__Data shown__:
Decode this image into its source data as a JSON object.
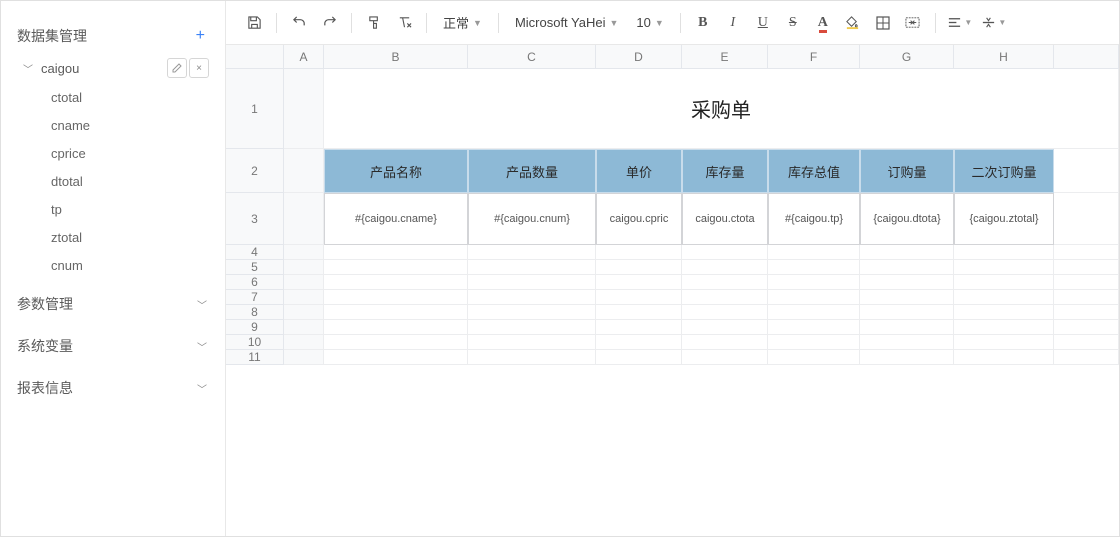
{
  "sidebar": {
    "sections": [
      {
        "label": "数据集管理",
        "hasPlus": true,
        "expanded": true
      },
      {
        "label": "参数管理",
        "hasPlus": false,
        "expanded": false
      },
      {
        "label": "系统变量",
        "hasPlus": false,
        "expanded": false
      },
      {
        "label": "报表信息",
        "hasPlus": false,
        "expanded": false
      }
    ],
    "dataset": {
      "name": "caigou",
      "fields": [
        "ctotal",
        "cname",
        "cprice",
        "dtotal",
        "tp",
        "ztotal",
        "cnum"
      ]
    }
  },
  "toolbar": {
    "styleLabel": "正常",
    "fontLabel": "Microsoft YaHei",
    "fontSize": "10"
  },
  "sheet": {
    "columns": [
      "A",
      "B",
      "C",
      "D",
      "E",
      "F",
      "G",
      "H"
    ],
    "titleCell": "采购单",
    "headerRow": [
      "产品名称",
      "产品数量",
      "单价",
      "库存量",
      "库存总值",
      "订购量",
      "二次订购量"
    ],
    "dataRow": [
      "#{caigou.cname}",
      "#{caigou.cnum}",
      "caigou.cpric",
      "caigou.ctota",
      "#{caigou.tp}",
      "{caigou.dtota}",
      "{caigou.ztotal}"
    ],
    "rowNumbers": [
      "1",
      "2",
      "3",
      "4",
      "5",
      "6",
      "7",
      "8",
      "9",
      "10",
      "11"
    ]
  }
}
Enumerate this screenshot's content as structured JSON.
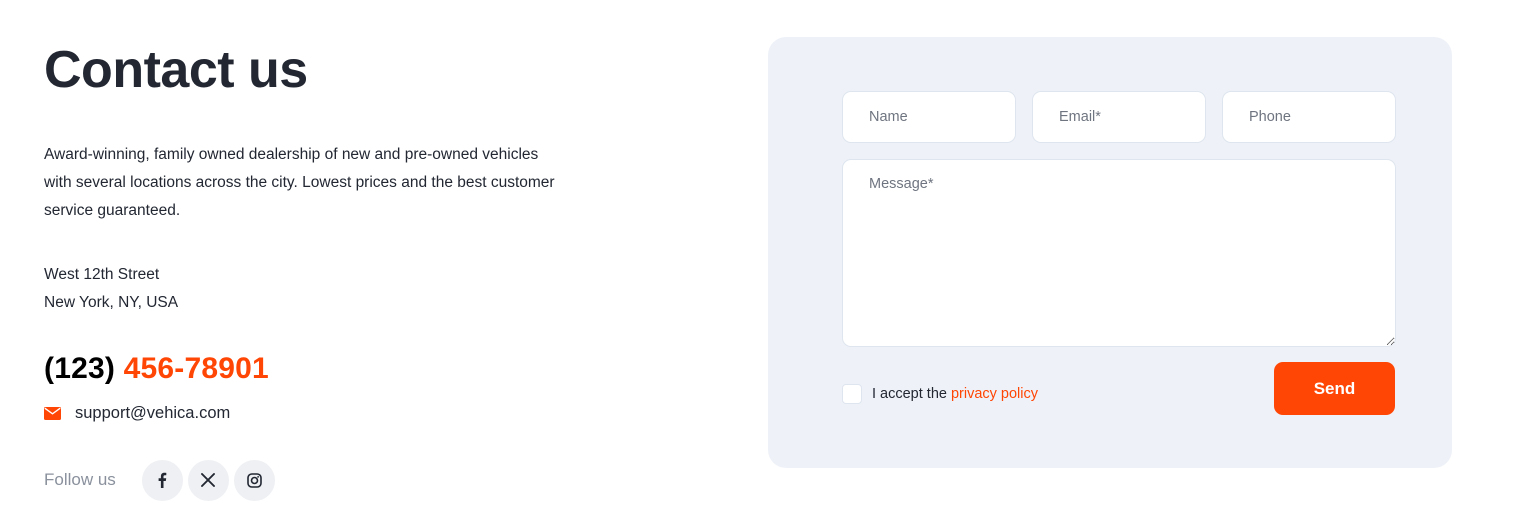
{
  "contact": {
    "title": "Contact us",
    "description": "Award-winning, family owned dealership of new and pre-owned vehicles with several locations across the city. Lowest prices and the best customer service guaranteed.",
    "address_line1": "West 12th Street",
    "address_line2": "New York, NY, USA",
    "phone_area": "(123)",
    "phone_number": "456-78901",
    "email": "support@vehica.com",
    "follow_label": "Follow us",
    "socials": [
      {
        "name": "facebook-icon"
      },
      {
        "name": "x-icon"
      },
      {
        "name": "instagram-icon"
      }
    ]
  },
  "form": {
    "name_placeholder": "Name",
    "email_placeholder": "Email*",
    "phone_placeholder": "Phone",
    "message_placeholder": "Message*",
    "accept_text": "I accept the",
    "privacy_link": "privacy policy",
    "send_label": "Send"
  },
  "colors": {
    "accent": "#ff4605",
    "text": "#222732",
    "muted": "#8a919d",
    "card_bg": "#eef2f8"
  }
}
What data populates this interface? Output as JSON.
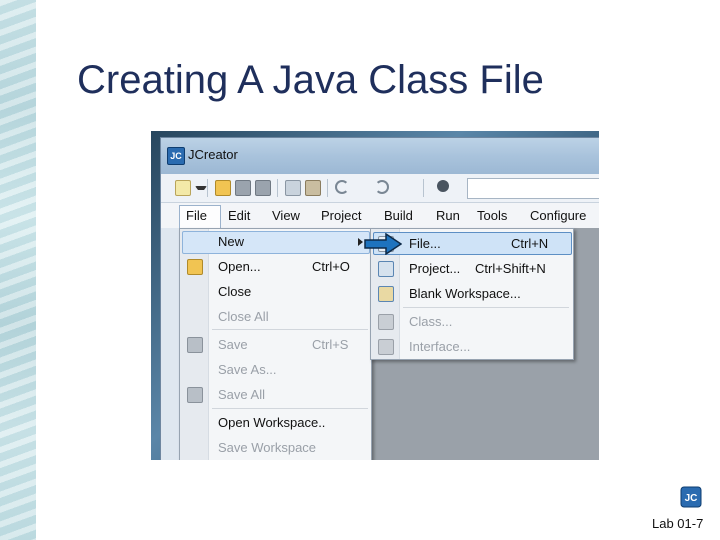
{
  "slide": {
    "title": "Creating A Java Class File",
    "page_number": "Lab 01-7",
    "logo_text": "JC"
  },
  "window": {
    "icon_text": "JC",
    "title": "JCreator"
  },
  "menubar": {
    "items": [
      "File",
      "Edit",
      "View",
      "Project",
      "Build",
      "Run",
      "Tools",
      "Configure"
    ]
  },
  "file_menu": {
    "items": [
      {
        "label": "New",
        "shortcut": "",
        "enabled": true,
        "highlighted": true,
        "submenu": true
      },
      {
        "label": "Open...",
        "shortcut": "Ctrl+O",
        "enabled": true
      },
      {
        "label": "Close",
        "shortcut": "",
        "enabled": true
      },
      {
        "label": "Close All",
        "shortcut": "",
        "enabled": false
      },
      {
        "label": "Save",
        "shortcut": "Ctrl+S",
        "enabled": false
      },
      {
        "label": "Save As...",
        "shortcut": "",
        "enabled": false
      },
      {
        "label": "Save All",
        "shortcut": "",
        "enabled": false
      },
      {
        "label": "Open Workspace..",
        "shortcut": "",
        "enabled": true
      },
      {
        "label": "Save Workspace",
        "shortcut": "",
        "enabled": false
      }
    ]
  },
  "new_submenu": {
    "items": [
      {
        "label": "File...",
        "shortcut": "Ctrl+N",
        "enabled": true,
        "highlighted": true
      },
      {
        "label": "Project...",
        "shortcut": "Ctrl+Shift+N",
        "enabled": true
      },
      {
        "label": "Blank Workspace...",
        "shortcut": "",
        "enabled": true
      },
      {
        "label": "Class...",
        "shortcut": "",
        "enabled": false
      },
      {
        "label": "Interface...",
        "shortcut": "",
        "enabled": false
      }
    ]
  },
  "colors": {
    "title": "#1f2f5c",
    "highlight": "#d5e6f8",
    "pointer_arrow": "#1e73be"
  }
}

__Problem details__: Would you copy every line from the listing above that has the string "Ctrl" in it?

__Answer below__:
        "shortcut": "Ctrl+O",
        "shortcut": "Ctrl+S",
        "shortcut": "Ctrl+N",
        "shortcut": "Ctrl+Shift+N",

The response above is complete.